Exercise aim
Leave no picture in, and give every entry again exactly.

Task input
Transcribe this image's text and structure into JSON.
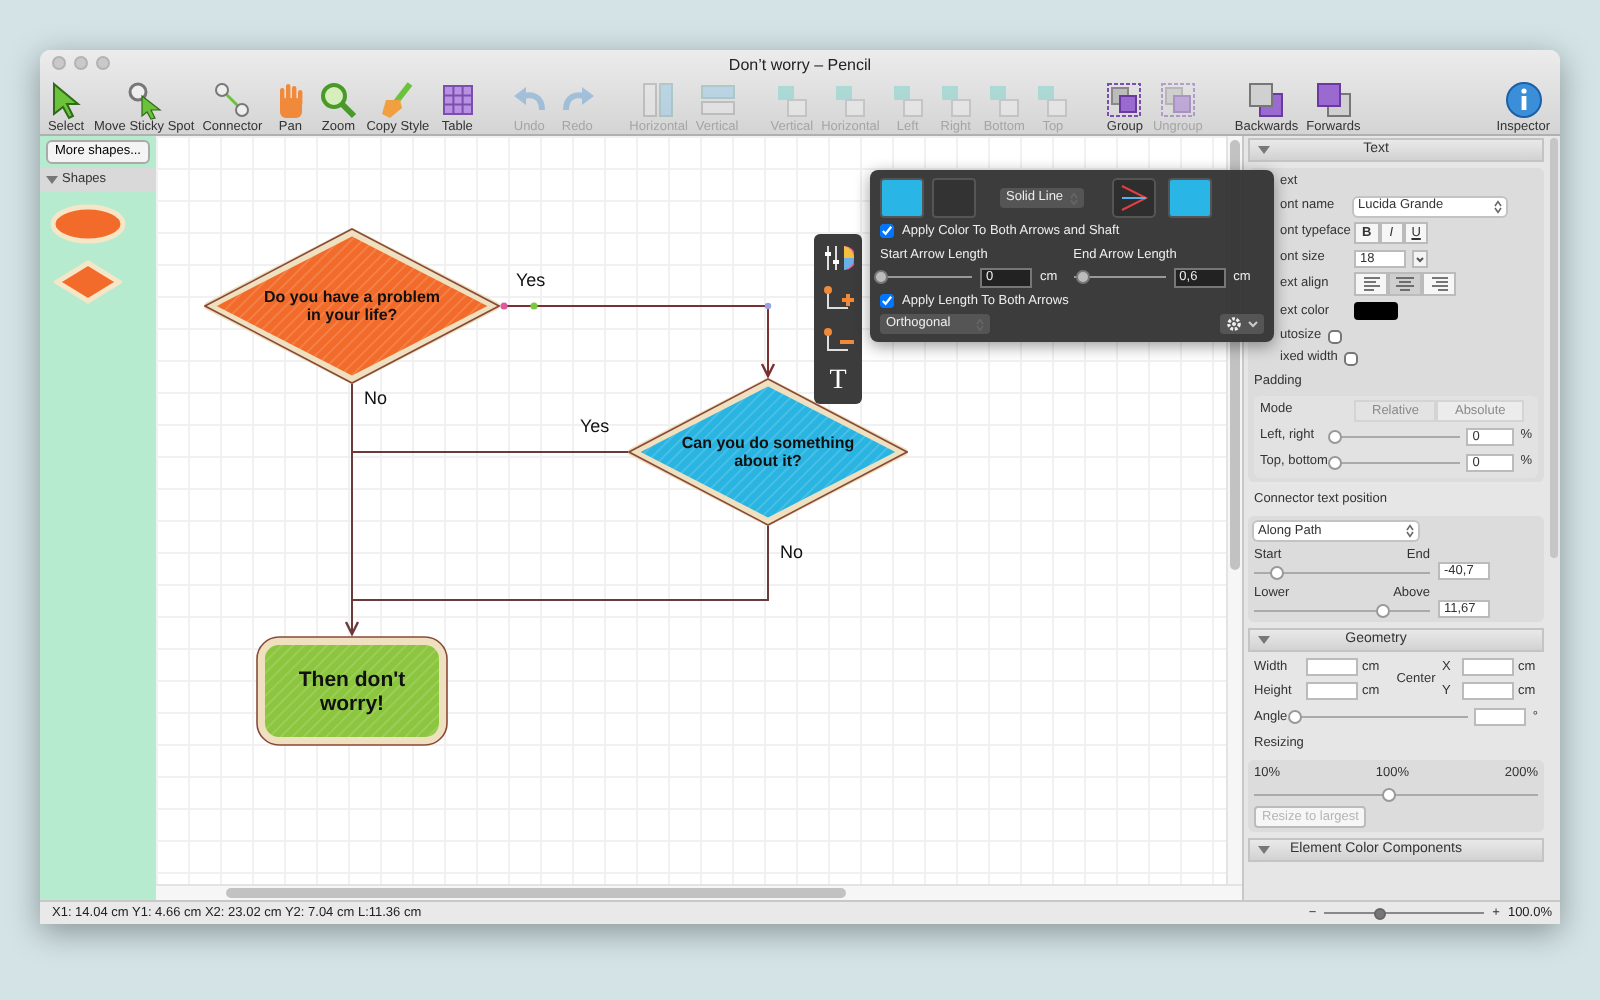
{
  "window": {
    "title": "Don’t worry – Pencil"
  },
  "toolbar": [
    [
      {
        "label": "Select",
        "kind": "pointer",
        "disabled": false
      },
      {
        "label": "Move Sticky Spot",
        "kind": "sticky",
        "disabled": false
      },
      {
        "label": "Connector",
        "kind": "connector",
        "disabled": false
      },
      {
        "label": "Pan",
        "kind": "hand",
        "disabled": false
      },
      {
        "label": "Zoom",
        "kind": "zoom",
        "disabled": false
      },
      {
        "label": "Copy Style",
        "kind": "brush",
        "disabled": false
      },
      {
        "label": "Table",
        "kind": "table",
        "disabled": false
      }
    ],
    [
      {
        "label": "Undo",
        "kind": "undo",
        "disabled": true
      },
      {
        "label": "Redo",
        "kind": "redo",
        "disabled": true
      }
    ],
    [
      {
        "label": "Horizontal",
        "kind": "split-h",
        "disabled": true
      },
      {
        "label": "Vertical",
        "kind": "split-v",
        "disabled": true
      }
    ],
    [
      {
        "label": "Vertical",
        "kind": "align",
        "disabled": true
      },
      {
        "label": "Horizontal",
        "kind": "align",
        "disabled": true
      },
      {
        "label": "Left",
        "kind": "align",
        "disabled": true
      },
      {
        "label": "Right",
        "kind": "align",
        "disabled": true
      },
      {
        "label": "Bottom",
        "kind": "align",
        "disabled": true
      },
      {
        "label": "Top",
        "kind": "align",
        "disabled": true
      }
    ],
    [
      {
        "label": "Group",
        "kind": "group",
        "disabled": false
      },
      {
        "label": "Ungroup",
        "kind": "group",
        "disabled": true
      }
    ],
    [
      {
        "label": "Backwards",
        "kind": "backwards",
        "disabled": false
      },
      {
        "label": "Forwards",
        "kind": "forwards",
        "disabled": false
      }
    ],
    [
      {
        "label": "Inspector",
        "kind": "info",
        "disabled": false
      }
    ]
  ],
  "shapes_panel": {
    "button": "More shapes...",
    "header": "Shapes",
    "expanded": true,
    "shapes": [
      {
        "kind": "ellipse"
      },
      {
        "kind": "diamond"
      }
    ]
  },
  "diagram": {
    "nodes": [
      {
        "kind": "decision",
        "text": "Do you have a problem in your life?",
        "color": "#f26b2a"
      },
      {
        "kind": "decision",
        "text": "Can you do something about it?",
        "color": "#2ab4e2"
      },
      {
        "kind": "terminal",
        "text": "Then don't worry!",
        "color": "#8cc63f"
      }
    ],
    "connectors": [
      {
        "label": "Yes",
        "selected": true
      },
      {
        "label": "Yes",
        "selected": false
      },
      {
        "label": "No",
        "selected": false
      },
      {
        "label": "No",
        "selected": false
      }
    ]
  },
  "popup": {
    "tools": [
      {
        "kind": "style"
      },
      {
        "kind": "add-point"
      },
      {
        "kind": "remove-point"
      },
      {
        "kind": "text",
        "label": "T"
      }
    ],
    "swatches": [
      {
        "color": "#29b5e6"
      },
      {
        "color": "#333333"
      }
    ],
    "line_style": "Solid Line",
    "end_swatch": {
      "color": "#29b5e6"
    },
    "apply_color": {
      "label": "Apply Color To Both Arrows and Shaft",
      "checked": true
    },
    "arrows": [
      {
        "label": "Start Arrow Length",
        "level": 0,
        "value": "0",
        "unit": "cm"
      },
      {
        "label": "End Arrow Length",
        "level": 0.1,
        "value": "0,6",
        "unit": "cm"
      }
    ],
    "apply_length": {
      "label": "Apply Length To Both Arrows",
      "checked": true
    },
    "routing": "Orthogonal"
  },
  "inspector": {
    "text_section": {
      "title": "Text",
      "expanded": true,
      "group_label": "ext",
      "font_name_label": "ont name",
      "font_name": "Lucida Grande",
      "typeface_label": "ont typeface",
      "typeface": [
        {
          "label": "B",
          "selected": false
        },
        {
          "label": "I",
          "selected": false
        },
        {
          "label": "U",
          "selected": false
        }
      ],
      "size_label": "ont size",
      "size": "18",
      "align_label": "ext align",
      "align": [
        {
          "kind": "left",
          "selected": false
        },
        {
          "kind": "center",
          "selected": true
        },
        {
          "kind": "right",
          "selected": false
        }
      ],
      "color_label": "ext color",
      "options": [
        {
          "label": "utosize",
          "checked": false
        },
        {
          "label": "ixed width",
          "checked": false
        }
      ],
      "padding": {
        "label": "Padding",
        "mode_label": "Mode",
        "modes": [
          {
            "label": "Relative",
            "selected": false
          },
          {
            "label": "Absolute",
            "selected": true
          }
        ],
        "rows": [
          {
            "label": "Left, right",
            "level": 0,
            "value": "0",
            "unit": "%"
          },
          {
            "label": "Top, bottom",
            "level": 0,
            "value": "0",
            "unit": "%"
          }
        ]
      },
      "connector_text": {
        "label": "Connector text position",
        "mode": "Along Path",
        "rows": [
          {
            "low": "Start",
            "high": "End",
            "level": 0.12,
            "value": "-40,7"
          },
          {
            "low": "Lower",
            "high": "Above",
            "level": 0.73,
            "value": "11,67"
          }
        ]
      }
    },
    "geometry": {
      "title": "Geometry",
      "expanded": true,
      "rows": [
        {
          "label": "Width",
          "unit": "cm",
          "coord": "X",
          "coord_unit": "cm"
        },
        {
          "label": "Height",
          "unit": "cm",
          "coord": "Y",
          "coord_unit": "cm"
        }
      ],
      "center": "Center",
      "angle": {
        "label": "Angle",
        "level": 0,
        "unit": "°"
      },
      "resizing": {
        "label": "Resizing",
        "ticks": [
          "10%",
          "100%",
          "200%"
        ],
        "level": 0.47,
        "button": "Resize to largest",
        "disabled": true
      }
    },
    "color_section": {
      "title": "Element Color Components",
      "expanded": true
    }
  },
  "status_bar": {
    "text": "X1: 14.04 cm Y1: 4.66 cm X2: 23.02 cm Y2: 7.04 cm L:11.36 cm",
    "zoom_out": "−",
    "zoom_in": "+",
    "zoom_slider": {
      "level": 0.35
    },
    "zoom": "100.0%"
  }
}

Written reply
Transcribe this image's text and structure into JSON.
{
  "window": {
    "title": "Don’t worry – Pencil"
  },
  "toolbar": [
    [
      {
        "label": "Select",
        "kind": "pointer",
        "disabled": false
      },
      {
        "label": "Move Sticky Spot",
        "kind": "sticky",
        "disabled": false
      },
      {
        "label": "Connector",
        "kind": "connector",
        "disabled": false
      },
      {
        "label": "Pan",
        "kind": "hand",
        "disabled": false
      },
      {
        "label": "Zoom",
        "kind": "zoom",
        "disabled": false
      },
      {
        "label": "Copy Style",
        "kind": "brush",
        "disabled": false
      },
      {
        "label": "Table",
        "kind": "table",
        "disabled": false
      }
    ],
    [
      {
        "label": "Undo",
        "kind": "undo",
        "disabled": true
      },
      {
        "label": "Redo",
        "kind": "redo",
        "disabled": true
      }
    ],
    [
      {
        "label": "Horizontal",
        "kind": "split-h",
        "disabled": true
      },
      {
        "label": "Vertical",
        "kind": "split-v",
        "disabled": true
      }
    ],
    [
      {
        "label": "Vertical",
        "kind": "align",
        "disabled": true
      },
      {
        "label": "Horizontal",
        "kind": "align",
        "disabled": true
      },
      {
        "label": "Left",
        "kind": "align",
        "disabled": true
      },
      {
        "label": "Right",
        "kind": "align",
        "disabled": true
      },
      {
        "label": "Bottom",
        "kind": "align",
        "disabled": true
      },
      {
        "label": "Top",
        "kind": "align",
        "disabled": true
      }
    ],
    [
      {
        "label": "Group",
        "kind": "group",
        "disabled": false
      },
      {
        "label": "Ungroup",
        "kind": "group",
        "disabled": true
      }
    ],
    [
      {
        "label": "Backwards",
        "kind": "backwards",
        "disabled": false
      },
      {
        "label": "Forwards",
        "kind": "forwards",
        "disabled": false
      }
    ],
    [
      {
        "label": "Inspector",
        "kind": "info",
        "disabled": false
      }
    ]
  ],
  "shapes_panel": {
    "button": "More shapes...",
    "header": "Shapes",
    "expanded": true,
    "shapes": [
      {
        "kind": "ellipse"
      },
      {
        "kind": "diamond"
      }
    ]
  },
  "diagram": {
    "nodes": [
      {
        "kind": "decision",
        "text": "Do you have a problem in your life?",
        "color": "#f26b2a"
      },
      {
        "kind": "decision",
        "text": "Can you do something about it?",
        "color": "#2ab4e2"
      },
      {
        "kind": "terminal",
        "text": "Then don't worry!",
        "color": "#8cc63f"
      }
    ],
    "connectors": [
      {
        "label": "Yes",
        "selected": true
      },
      {
        "label": "Yes",
        "selected": false
      },
      {
        "label": "No",
        "selected": false
      },
      {
        "label": "No",
        "selected": false
      }
    ]
  },
  "popup": {
    "tools": [
      {
        "kind": "style"
      },
      {
        "kind": "add-point"
      },
      {
        "kind": "remove-point"
      },
      {
        "kind": "text",
        "label": "T"
      }
    ],
    "swatches": [
      {
        "color": "#29b5e6"
      },
      {
        "color": "#333333"
      }
    ],
    "line_style": "Solid Line",
    "end_swatch": {
      "color": "#29b5e6"
    },
    "apply_color": {
      "label": "Apply Color To Both Arrows and Shaft",
      "checked": true
    },
    "arrows": [
      {
        "label": "Start Arrow Length",
        "level": 0,
        "value": "0",
        "unit": "cm"
      },
      {
        "label": "End Arrow Length",
        "level": 0.1,
        "value": "0,6",
        "unit": "cm"
      }
    ],
    "apply_length": {
      "label": "Apply Length To Both Arrows",
      "checked": true
    },
    "routing": "Orthogonal"
  },
  "inspector": {
    "text_section": {
      "title": "Text",
      "expanded": true,
      "group_label": "ext",
      "font_name_label": "ont name",
      "font_name": "Lucida Grande",
      "typeface_label": "ont typeface",
      "typeface": [
        {
          "label": "B",
          "selected": false
        },
        {
          "label": "I",
          "selected": false
        },
        {
          "label": "U",
          "selected": false
        }
      ],
      "size_label": "ont size",
      "size": "18",
      "align_label": "ext align",
      "align": [
        {
          "kind": "left",
          "selected": false
        },
        {
          "kind": "center",
          "selected": true
        },
        {
          "kind": "right",
          "selected": false
        }
      ],
      "color_label": "ext color",
      "options": [
        {
          "label": "utosize",
          "checked": false
        },
        {
          "label": "ixed width",
          "checked": false
        }
      ],
      "padding": {
        "label": "Padding",
        "mode_label": "Mode",
        "modes": [
          {
            "label": "Relative",
            "selected": false
          },
          {
            "label": "Absolute",
            "selected": true
          }
        ],
        "rows": [
          {
            "label": "Left, right",
            "level": 0,
            "value": "0",
            "unit": "%"
          },
          {
            "label": "Top, bottom",
            "level": 0,
            "value": "0",
            "unit": "%"
          }
        ]
      },
      "connector_text": {
        "label": "Connector text position",
        "mode": "Along Path",
        "rows": [
          {
            "low": "Start",
            "high": "End",
            "level": 0.12,
            "value": "-40,7"
          },
          {
            "low": "Lower",
            "high": "Above",
            "level": 0.73,
            "value": "11,67"
          }
        ]
      }
    },
    "geometry": {
      "title": "Geometry",
      "expanded": true,
      "rows": [
        {
          "label": "Width",
          "unit": "cm",
          "coord": "X",
          "coord_unit": "cm"
        },
        {
          "label": "Height",
          "unit": "cm",
          "coord": "Y",
          "coord_unit": "cm"
        }
      ],
      "center": "Center",
      "angle": {
        "label": "Angle",
        "level": 0,
        "unit": "°"
      },
      "resizing": {
        "label": "Resizing",
        "ticks": [
          "10%",
          "100%",
          "200%"
        ],
        "level": 0.47,
        "button": "Resize to largest",
        "disabled": true
      }
    },
    "color_section": {
      "title": "Element Color Components",
      "expanded": true
    }
  },
  "status_bar": {
    "text": "X1: 14.04 cm Y1: 4.66 cm X2: 23.02 cm Y2: 7.04 cm L:11.36 cm",
    "zoom_out": "−",
    "zoom_in": "+",
    "zoom_slider": {
      "level": 0.35
    },
    "zoom": "100.0%"
  }
}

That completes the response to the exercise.